Citation: Semmes EC, Chen J-L, Goswami R, Burt TD, Permar SR and Fouda GG (2021) Understanding Early-Life Adaptive Immunity to Guide Interventions for Pediatric Health. Front. Immunol. 11:595297. doi: 10.3389/fimmu.2020.595297
Received: 15 August 2020; Accepted: 04 December 2020;
Published: 21 January 2021.
Edited by:David J. Dowling, Boston Children’s Hospital, United States
Reviewed by:Stefanía P. Bjarnarson, University of Iceland, Iceland
Katherine Marie Eichinger, University of Pittsburgh, United States
Copyright © 2021 Semmes, Chen, Goswami, Burt, Permar and Fouda. This is an open-access article distributed under the terms of the Creative Commons Attribution License (CC BY). The use, distribution or reproduction in other forums is permitted, provided the original author(s) and the copyright owner(s) are credited and that the original publication in this journal is cited, in accordance with accepted academic practice.

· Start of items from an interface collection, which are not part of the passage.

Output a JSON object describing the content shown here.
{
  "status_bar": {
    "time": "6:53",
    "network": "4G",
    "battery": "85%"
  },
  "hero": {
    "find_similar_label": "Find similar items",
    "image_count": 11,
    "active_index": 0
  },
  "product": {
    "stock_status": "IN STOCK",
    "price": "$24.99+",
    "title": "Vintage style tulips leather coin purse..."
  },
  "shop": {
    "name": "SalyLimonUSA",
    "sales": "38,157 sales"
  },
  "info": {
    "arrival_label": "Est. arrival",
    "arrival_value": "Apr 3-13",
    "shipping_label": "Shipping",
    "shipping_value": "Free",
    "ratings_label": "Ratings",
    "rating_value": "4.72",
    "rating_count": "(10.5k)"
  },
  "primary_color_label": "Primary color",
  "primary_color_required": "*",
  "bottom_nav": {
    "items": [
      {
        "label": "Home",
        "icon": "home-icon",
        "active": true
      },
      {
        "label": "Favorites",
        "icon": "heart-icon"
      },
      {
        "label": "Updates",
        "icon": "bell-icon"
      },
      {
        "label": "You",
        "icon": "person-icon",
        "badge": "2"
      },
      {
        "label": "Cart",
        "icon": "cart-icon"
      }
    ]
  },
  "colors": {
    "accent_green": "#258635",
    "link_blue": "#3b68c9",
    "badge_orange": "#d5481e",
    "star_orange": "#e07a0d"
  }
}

No use, distribution or reproduction is permitted which does not comply with these terms.
*Correspondence: Genevieve G. Fouda, Genevieve.firstname.lastname@example.org
†These authors share first authorship